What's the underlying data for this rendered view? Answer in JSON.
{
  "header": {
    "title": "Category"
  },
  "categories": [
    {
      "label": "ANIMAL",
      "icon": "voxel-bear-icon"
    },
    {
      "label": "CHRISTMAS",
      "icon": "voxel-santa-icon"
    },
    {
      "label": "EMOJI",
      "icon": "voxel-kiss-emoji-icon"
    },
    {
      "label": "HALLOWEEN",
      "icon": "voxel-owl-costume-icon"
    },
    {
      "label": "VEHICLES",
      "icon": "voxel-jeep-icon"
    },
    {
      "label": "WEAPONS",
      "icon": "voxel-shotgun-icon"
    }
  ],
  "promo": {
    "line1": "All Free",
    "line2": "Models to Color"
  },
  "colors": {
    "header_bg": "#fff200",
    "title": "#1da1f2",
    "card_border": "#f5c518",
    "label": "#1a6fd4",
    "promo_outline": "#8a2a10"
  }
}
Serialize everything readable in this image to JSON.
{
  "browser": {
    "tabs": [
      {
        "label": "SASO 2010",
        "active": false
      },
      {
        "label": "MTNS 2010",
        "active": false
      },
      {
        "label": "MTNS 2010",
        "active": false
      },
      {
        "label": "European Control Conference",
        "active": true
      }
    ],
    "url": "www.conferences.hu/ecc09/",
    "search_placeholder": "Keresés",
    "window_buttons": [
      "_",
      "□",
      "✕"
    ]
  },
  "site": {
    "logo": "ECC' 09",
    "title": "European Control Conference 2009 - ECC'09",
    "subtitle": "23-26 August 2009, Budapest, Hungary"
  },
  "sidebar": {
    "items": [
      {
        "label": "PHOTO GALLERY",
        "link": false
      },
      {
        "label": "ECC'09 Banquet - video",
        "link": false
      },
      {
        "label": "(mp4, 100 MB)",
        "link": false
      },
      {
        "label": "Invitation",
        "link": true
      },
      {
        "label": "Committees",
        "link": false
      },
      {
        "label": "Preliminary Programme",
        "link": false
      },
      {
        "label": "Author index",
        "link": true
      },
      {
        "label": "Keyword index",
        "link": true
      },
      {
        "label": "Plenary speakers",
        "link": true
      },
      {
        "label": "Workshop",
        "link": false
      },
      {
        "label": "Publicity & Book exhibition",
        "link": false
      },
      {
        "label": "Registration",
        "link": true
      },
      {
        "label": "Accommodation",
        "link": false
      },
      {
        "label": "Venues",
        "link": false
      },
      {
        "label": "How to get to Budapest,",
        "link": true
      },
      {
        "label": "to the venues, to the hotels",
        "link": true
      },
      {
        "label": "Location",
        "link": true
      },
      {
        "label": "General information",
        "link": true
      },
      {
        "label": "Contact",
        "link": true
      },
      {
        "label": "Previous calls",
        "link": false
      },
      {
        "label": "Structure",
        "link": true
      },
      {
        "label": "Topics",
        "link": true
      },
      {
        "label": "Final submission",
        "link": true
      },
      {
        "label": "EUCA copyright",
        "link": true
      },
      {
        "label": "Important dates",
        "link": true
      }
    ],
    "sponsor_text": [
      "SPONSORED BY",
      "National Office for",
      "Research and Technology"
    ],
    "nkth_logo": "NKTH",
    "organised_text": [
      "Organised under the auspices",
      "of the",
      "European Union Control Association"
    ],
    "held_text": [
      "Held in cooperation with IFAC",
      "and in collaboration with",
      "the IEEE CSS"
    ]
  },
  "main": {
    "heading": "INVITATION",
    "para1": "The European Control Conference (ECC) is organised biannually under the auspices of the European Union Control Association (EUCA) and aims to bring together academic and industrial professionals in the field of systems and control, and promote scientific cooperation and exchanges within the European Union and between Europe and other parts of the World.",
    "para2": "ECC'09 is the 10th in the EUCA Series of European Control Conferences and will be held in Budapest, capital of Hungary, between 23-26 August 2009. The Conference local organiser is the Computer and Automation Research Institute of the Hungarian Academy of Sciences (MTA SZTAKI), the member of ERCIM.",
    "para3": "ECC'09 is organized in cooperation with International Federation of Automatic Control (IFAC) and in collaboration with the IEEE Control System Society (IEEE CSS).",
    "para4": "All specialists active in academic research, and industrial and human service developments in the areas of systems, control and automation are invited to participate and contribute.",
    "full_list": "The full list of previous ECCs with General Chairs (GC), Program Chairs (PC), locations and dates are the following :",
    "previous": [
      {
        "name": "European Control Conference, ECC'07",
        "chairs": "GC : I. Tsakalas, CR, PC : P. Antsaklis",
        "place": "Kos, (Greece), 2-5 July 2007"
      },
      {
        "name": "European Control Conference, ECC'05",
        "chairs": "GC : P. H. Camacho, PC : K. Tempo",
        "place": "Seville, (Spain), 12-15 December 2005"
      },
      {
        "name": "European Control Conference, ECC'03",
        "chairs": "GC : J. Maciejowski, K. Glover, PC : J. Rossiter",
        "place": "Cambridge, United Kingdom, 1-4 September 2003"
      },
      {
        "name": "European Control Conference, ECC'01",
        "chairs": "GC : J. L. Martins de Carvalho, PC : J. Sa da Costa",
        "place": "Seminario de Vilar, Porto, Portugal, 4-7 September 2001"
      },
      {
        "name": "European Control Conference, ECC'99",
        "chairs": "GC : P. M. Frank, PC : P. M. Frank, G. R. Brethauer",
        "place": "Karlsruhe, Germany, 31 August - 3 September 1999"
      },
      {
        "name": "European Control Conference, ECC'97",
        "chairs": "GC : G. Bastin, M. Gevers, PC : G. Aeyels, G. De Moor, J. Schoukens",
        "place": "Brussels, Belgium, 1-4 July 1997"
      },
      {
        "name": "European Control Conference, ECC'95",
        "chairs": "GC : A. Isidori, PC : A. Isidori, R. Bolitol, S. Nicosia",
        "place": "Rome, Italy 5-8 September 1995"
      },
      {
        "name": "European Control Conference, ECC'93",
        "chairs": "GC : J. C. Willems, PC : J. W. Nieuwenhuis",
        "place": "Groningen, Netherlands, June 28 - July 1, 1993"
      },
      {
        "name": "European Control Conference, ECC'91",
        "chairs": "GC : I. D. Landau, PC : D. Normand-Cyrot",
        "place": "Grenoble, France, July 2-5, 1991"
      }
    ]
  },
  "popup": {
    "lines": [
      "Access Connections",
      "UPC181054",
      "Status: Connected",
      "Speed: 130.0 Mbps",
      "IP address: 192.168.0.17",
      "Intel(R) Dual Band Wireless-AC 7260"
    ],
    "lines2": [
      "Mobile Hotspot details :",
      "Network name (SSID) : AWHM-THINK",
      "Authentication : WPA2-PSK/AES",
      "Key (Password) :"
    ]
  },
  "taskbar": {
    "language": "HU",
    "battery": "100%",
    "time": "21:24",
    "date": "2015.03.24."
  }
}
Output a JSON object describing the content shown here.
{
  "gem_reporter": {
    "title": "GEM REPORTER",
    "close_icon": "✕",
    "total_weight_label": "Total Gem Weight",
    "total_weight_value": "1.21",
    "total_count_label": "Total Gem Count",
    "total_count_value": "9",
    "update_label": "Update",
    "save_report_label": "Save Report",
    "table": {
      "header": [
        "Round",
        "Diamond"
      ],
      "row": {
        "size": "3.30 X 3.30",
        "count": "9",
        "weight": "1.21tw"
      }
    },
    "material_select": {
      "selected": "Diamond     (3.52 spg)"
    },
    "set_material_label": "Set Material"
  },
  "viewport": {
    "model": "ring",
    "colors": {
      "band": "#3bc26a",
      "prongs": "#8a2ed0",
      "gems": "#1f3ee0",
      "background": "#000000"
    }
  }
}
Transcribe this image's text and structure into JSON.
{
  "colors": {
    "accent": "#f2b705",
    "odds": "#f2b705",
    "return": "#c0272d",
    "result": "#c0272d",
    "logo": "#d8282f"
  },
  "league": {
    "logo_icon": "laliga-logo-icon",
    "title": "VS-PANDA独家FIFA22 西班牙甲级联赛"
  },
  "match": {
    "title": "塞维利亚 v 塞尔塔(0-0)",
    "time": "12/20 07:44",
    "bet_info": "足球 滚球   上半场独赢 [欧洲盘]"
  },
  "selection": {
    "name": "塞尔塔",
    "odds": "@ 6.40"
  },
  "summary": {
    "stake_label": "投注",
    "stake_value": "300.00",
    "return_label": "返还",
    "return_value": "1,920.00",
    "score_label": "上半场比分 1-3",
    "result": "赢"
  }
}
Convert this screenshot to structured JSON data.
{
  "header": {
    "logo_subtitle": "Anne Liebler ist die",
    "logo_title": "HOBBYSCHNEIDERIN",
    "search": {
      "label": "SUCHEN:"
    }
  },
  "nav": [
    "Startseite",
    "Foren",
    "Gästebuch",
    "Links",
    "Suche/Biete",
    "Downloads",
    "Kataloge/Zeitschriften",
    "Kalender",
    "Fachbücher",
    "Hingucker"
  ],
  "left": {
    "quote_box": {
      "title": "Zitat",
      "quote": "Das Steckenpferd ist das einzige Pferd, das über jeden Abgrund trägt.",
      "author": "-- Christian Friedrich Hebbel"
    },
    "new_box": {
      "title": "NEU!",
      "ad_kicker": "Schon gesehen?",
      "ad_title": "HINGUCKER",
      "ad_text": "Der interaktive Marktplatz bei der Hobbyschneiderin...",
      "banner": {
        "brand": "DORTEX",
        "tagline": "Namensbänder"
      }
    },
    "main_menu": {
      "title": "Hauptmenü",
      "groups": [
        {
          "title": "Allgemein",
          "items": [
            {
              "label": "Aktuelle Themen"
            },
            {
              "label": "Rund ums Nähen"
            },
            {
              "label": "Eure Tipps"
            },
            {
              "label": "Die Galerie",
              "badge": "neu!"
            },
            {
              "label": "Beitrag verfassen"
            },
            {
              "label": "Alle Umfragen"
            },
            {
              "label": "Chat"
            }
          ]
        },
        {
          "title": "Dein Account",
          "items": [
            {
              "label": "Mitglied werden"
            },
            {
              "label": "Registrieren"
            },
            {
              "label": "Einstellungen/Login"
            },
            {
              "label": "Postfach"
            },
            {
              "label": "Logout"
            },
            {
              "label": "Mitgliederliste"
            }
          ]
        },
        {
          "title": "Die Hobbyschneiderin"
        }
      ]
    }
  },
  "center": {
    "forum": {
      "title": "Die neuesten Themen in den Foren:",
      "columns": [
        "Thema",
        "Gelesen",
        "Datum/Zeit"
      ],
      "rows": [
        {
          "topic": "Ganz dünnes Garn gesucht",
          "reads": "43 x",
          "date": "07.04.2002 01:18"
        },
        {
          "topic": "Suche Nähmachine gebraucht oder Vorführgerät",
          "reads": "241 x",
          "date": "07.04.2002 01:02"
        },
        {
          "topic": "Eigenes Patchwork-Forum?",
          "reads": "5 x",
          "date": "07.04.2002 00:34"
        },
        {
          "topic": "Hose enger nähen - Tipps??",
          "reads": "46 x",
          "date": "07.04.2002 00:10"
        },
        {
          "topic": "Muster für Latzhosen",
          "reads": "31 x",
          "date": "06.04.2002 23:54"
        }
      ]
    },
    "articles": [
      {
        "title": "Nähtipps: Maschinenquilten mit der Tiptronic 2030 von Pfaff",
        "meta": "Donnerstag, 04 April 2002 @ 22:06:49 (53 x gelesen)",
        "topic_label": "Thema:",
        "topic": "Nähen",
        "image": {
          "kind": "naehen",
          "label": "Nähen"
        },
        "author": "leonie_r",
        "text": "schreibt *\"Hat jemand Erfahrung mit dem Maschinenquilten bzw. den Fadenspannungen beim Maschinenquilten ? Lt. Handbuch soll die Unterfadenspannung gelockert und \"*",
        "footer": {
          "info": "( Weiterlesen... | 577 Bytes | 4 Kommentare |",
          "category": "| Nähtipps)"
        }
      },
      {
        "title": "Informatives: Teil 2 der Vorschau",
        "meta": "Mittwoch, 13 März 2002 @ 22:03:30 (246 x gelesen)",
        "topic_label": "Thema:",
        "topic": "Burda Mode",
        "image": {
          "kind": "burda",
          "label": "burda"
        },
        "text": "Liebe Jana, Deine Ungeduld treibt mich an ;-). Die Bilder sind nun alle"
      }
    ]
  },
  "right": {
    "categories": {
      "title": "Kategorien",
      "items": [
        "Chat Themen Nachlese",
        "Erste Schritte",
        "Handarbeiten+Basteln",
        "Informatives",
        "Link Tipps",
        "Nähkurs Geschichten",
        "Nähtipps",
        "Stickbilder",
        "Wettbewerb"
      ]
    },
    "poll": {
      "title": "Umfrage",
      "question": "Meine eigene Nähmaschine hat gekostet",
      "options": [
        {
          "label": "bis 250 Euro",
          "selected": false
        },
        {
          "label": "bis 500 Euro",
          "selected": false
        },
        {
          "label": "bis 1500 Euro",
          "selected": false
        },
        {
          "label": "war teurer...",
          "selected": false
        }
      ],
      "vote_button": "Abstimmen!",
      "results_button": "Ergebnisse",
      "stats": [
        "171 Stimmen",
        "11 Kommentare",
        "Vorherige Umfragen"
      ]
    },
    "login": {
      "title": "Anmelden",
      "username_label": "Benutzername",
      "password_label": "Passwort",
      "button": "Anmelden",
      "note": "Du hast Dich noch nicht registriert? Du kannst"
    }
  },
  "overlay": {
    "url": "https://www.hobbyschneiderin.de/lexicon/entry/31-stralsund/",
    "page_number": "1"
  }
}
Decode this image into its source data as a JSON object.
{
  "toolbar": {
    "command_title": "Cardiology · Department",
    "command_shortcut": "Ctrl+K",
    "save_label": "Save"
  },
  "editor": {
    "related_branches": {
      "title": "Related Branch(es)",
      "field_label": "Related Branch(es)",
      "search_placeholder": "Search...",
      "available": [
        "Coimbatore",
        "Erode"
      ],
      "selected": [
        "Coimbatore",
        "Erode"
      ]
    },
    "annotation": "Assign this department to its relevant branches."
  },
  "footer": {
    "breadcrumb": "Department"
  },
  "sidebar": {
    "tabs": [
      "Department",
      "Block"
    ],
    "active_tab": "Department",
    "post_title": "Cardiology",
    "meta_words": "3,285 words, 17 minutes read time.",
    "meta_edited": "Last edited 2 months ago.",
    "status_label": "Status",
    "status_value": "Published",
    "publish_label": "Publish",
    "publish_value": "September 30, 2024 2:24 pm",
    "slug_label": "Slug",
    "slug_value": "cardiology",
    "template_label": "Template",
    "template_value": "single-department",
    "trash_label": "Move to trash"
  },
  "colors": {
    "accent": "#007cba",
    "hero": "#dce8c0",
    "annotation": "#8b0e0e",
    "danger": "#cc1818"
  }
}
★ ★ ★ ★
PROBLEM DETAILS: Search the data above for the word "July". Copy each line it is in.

PROBLEM SOLUTION:
        "place": "Kos, (Greece), 2-5 July 2007"
        "place": "Brussels, Belgium, 1-4 July 1997"
        "place": "Groningen, Netherlands, June 28 - July 1, 1993"
        "place": "Grenoble, France, July 2-5, 1991"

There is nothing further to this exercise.